Americans Not Eating Enough Fruits and Vegetables

Farmers across America work hard to produce quality fruit and vegetables for consumers to eat and stay healthy.  But, according to a new government report, only about one in every 10 Americas consumes enough fruits and vegetables in his or her diet.

According to the 2005 Dietary Guidelines for Americans, people should eat between five and 13 servings  of fruits and vegetables per day. This equals to approximately two and a half to six and a half cups each day, which depends on a number of calories a person needs to consume for his or her weight and daily activities. An individual who consumes 2,000 calories per day should eat nine servings that equal to about four and a half cups of fruits and vegetables. However, fruit and vegetable consumption is extremely low and getting worse in the United States.

The United States Department of Agriculture has created guidelines to help Americans not only eat healthier but ensure they are getting the required fruits and vegetables in their diets. Below are excerpts from the  USDA website, regarding these healthy guidelines.

All food and beverage choices matter – focus on variety, amount, and nutrition.

Focus on making healthy food and beverage choices from all five food groups including fruits, vegetables, grains, protein foods, and dairy to get the nutrients you need. Eat the right amount of calories for you based on your age, sex, height, weight, and physical activity level. Building a healthier eating style can help you avoid overweight and obesity and reduce your risk of diseases such as heart disease, diabetes, and cancer.

Choose an eating style low in saturated fat, sodium, and added sugars.

Use Nutrition Facts labels and ingredient lists to find amounts of saturated fat, sodium, and added sugars in the foods and beverages you choose.
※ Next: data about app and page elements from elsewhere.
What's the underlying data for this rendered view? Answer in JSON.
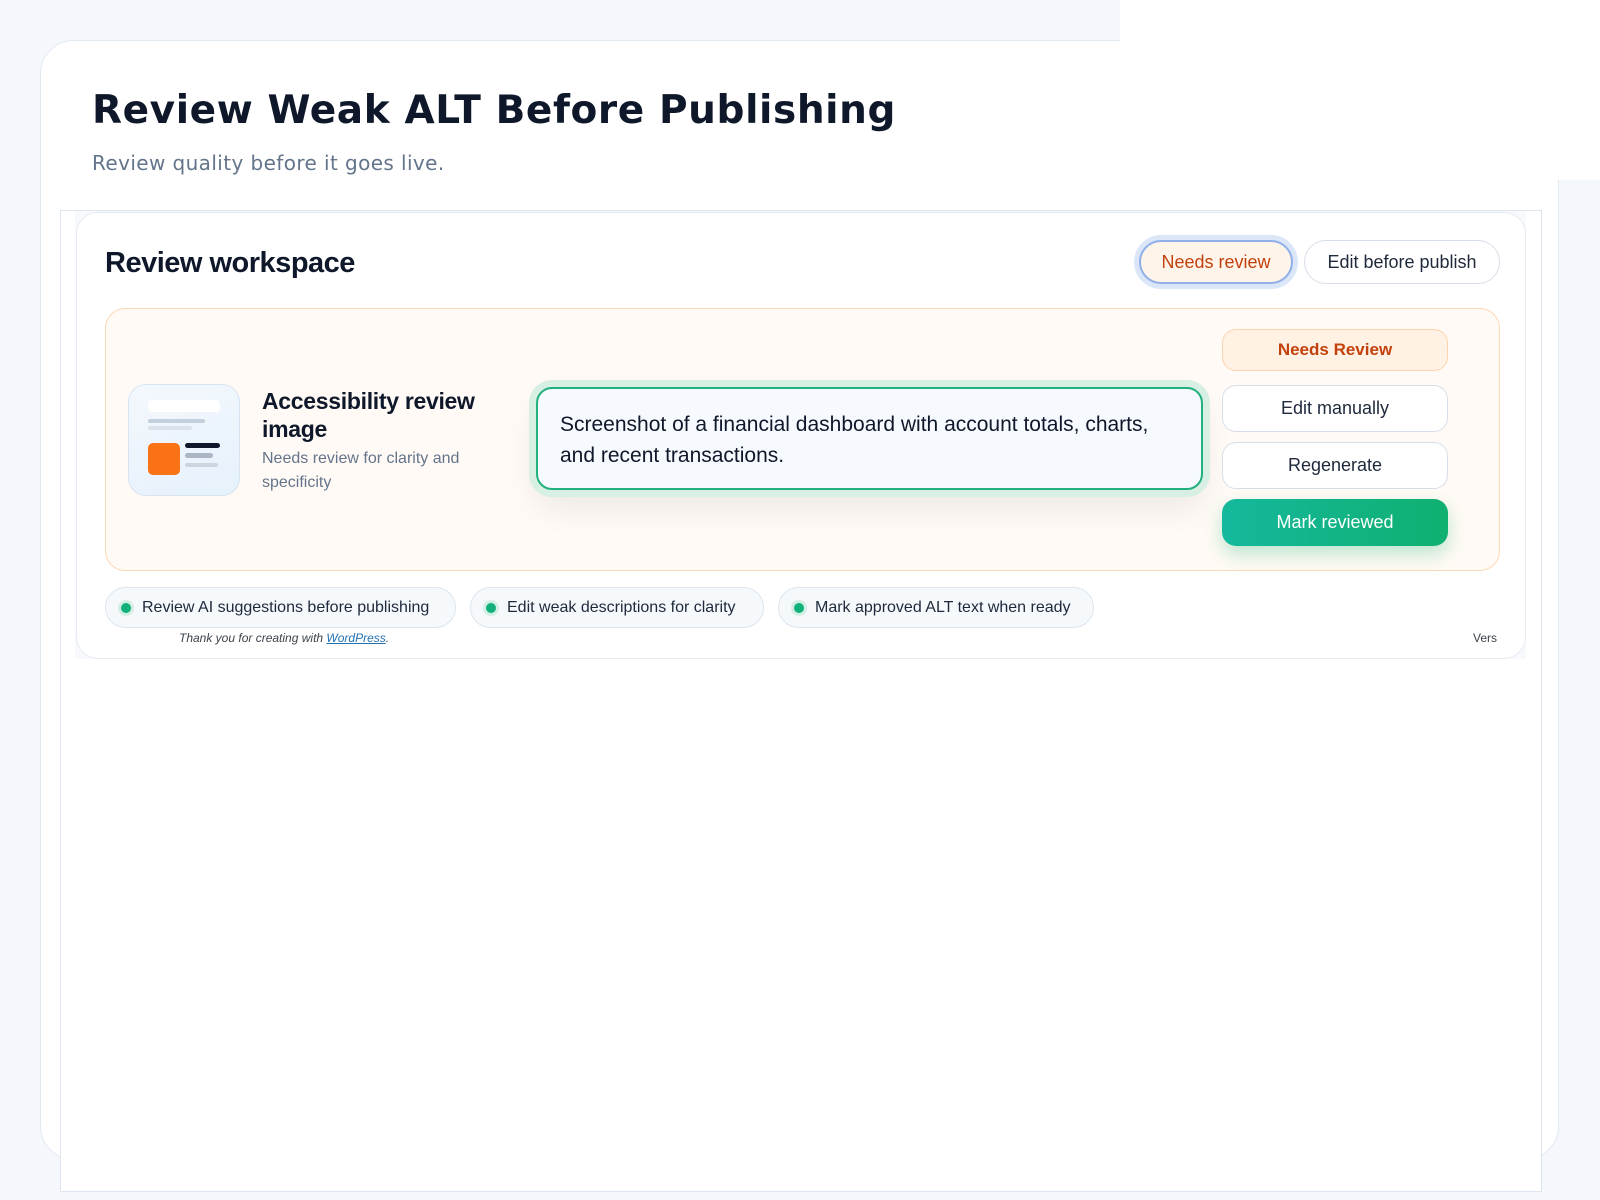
{
  "header": {
    "title": "Review Weak ALT Before Publishing",
    "subtitle": "Review quality before it goes live."
  },
  "workspace": {
    "title": "Review workspace",
    "tabs": [
      {
        "label": "Needs review",
        "active": true
      },
      {
        "label": "Edit before publish",
        "active": false
      }
    ]
  },
  "review_item": {
    "title": "Accessibility review image",
    "subtitle": "Needs review for clarity and specificity",
    "alt_text": "Screenshot of a financial dashboard with account totals, charts, and recent transactions.",
    "status": "Needs Review",
    "actions": {
      "edit": "Edit manually",
      "regenerate": "Regenerate",
      "mark": "Mark reviewed"
    }
  },
  "checklist": [
    {
      "label": "Review AI suggestions before publishing"
    },
    {
      "label": "Edit weak descriptions for clarity"
    },
    {
      "label": "Mark approved ALT text when ready"
    }
  ],
  "footer": {
    "thanks_prefix": "Thank you for creating with ",
    "link_text": "WordPress",
    "thanks_suffix": ".",
    "version": "Vers"
  },
  "colors": {
    "accent_green": "#12b07a",
    "warning_orange": "#c2410c",
    "thumb_orange": "#f97316",
    "link_blue": "#2271b1"
  },
  "icons": {
    "thumbnail": "dashboard-thumbnail-icon",
    "chip_dot": "status-dot-icon"
  }
}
Look for food and drink choices that are lower in saturated fat, sodium, and added sugar. Eating fewer calories from foods high in saturated fat and added sugars can help you manage your calories and prevent overweight and obesity. Most of us eat too many foods that are high in saturated fat and added sugar. Eating foods with less sodium can reduce your risk of high blood pressure.
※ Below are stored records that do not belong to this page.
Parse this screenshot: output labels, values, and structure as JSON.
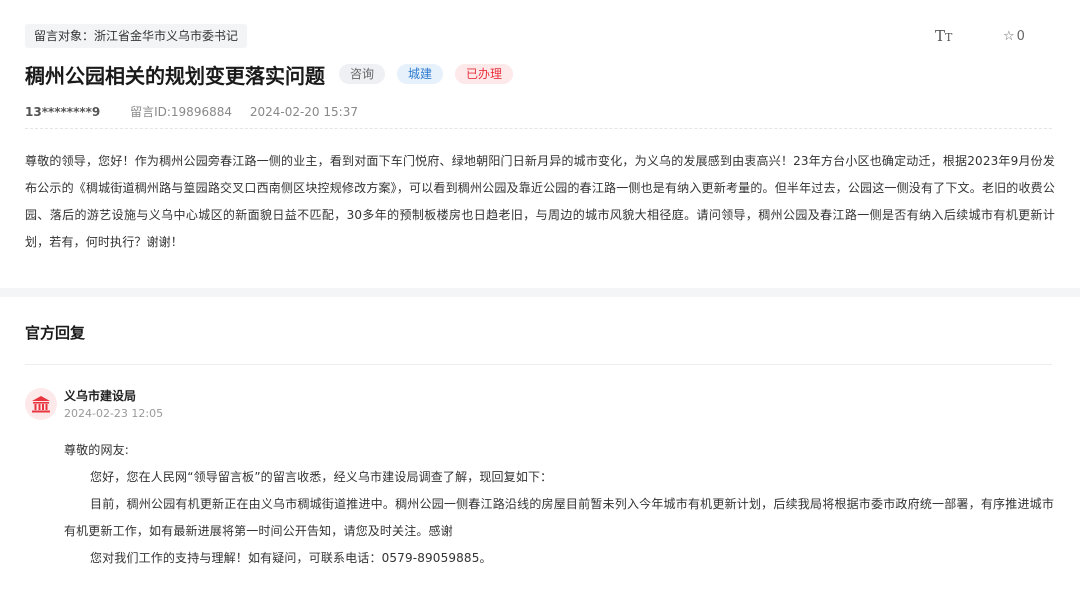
{
  "recipient": "留言对象：浙江省金华市义乌市委书记",
  "toolbar": {
    "font_icon_main": "T",
    "font_icon_small": "T",
    "star_icon": "☆",
    "favorite_count": "0"
  },
  "post": {
    "title": "稠州公园相关的规划变更落实问题",
    "tags": [
      "咨询",
      "城建",
      "已办理"
    ],
    "user": "13********9",
    "message_id": "留言ID:19896884",
    "datetime": "2024-02-20 15:37",
    "content": "尊敬的领导，您好！作为稠州公园旁春江路一侧的业主，看到对面下车门悦府、绿地朝阳门日新月异的城市变化，为义乌的发展感到由衷高兴！23年方台小区也确定动迁，根据2023年9月份发布公示的《稠城街道稠州路与篁园路交叉口西南侧区块控规修改方案》，可以看到稠州公园及靠近公园的春江路一侧也是有纳入更新考量的。但半年过去，公园这一侧没有了下文。老旧的收费公园、落后的游艺设施与义乌中心城区的新面貌日益不匹配，30多年的预制板楼房也日趋老旧，与周边的城市风貌大相径庭。请问领导，稠州公园及春江路一侧是否有纳入后续城市有机更新计划，若有，何时执行？谢谢！"
  },
  "reply": {
    "section_title": "官方回复",
    "org": "义乌市建设局",
    "date": "2024-02-23 12:05",
    "greeting": "尊敬的网友:",
    "paragraphs": [
      "您好，您在人民网“领导留言板”的留言收悉，经义乌市建设局调查了解，现回复如下：",
      "目前，稠州公园有机更新正在由义乌市稠城街道推进中。稠州公园一侧春江路沿线的房屋目前暂未列入今年城市有机更新计划，后续我局将根据市委市政府统一部署，有序推进城市有机更新工作，如有最新进展将第一时间公开告知，请您及时关注。感谢",
      "您对我们工作的支持与理解！如有疑问，可联系电话：0579-89059885。"
    ]
  },
  "colors": {
    "tag_blue": "#2f7bd1",
    "tag_red": "#e8353f",
    "avatar_bg": "#fde9ea",
    "avatar_icon": "#e8353f"
  },
  "icons": {
    "font_size": "font-size-icon",
    "favorite": "star-icon",
    "org": "government-building-icon"
  }
}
Make small changes to create a healthier eating style.

Think of each change as a personal “win” on your path to living healthier. Each MyWin is a change you make to build your healthy eating style. Find little victories that fit into your lifestyle and celebrate as a MyWin!

  • Start with a few of these small changes.
  • Make half your plate fruits and vegetables.
  • Focus on whole fruits.
  • Vary your veggies.
  • Make half your grains whole grains.
  • Move to low-fat and fat-free dairy.
  • Vary your protein routine.
  • Eat and drink the right amount for you.

Support healthy eating for everyone.

Create settings where healthy choices are available and affordable to you and others in your community. Professionals, policymakers, partners, industry, families, and individuals can help others in their journey to make healthy eating a part of their lives.”

Food experts and dietitians suggest that people need to learn how to spread their intake of fruit and vegetables across an entire day of eating. Find creative ways to get your required daily intake. Eating fruits and vegetables is not as expensive as people might think. In the long run, eating well will improve your health and may save you from expensive medical bills down the road.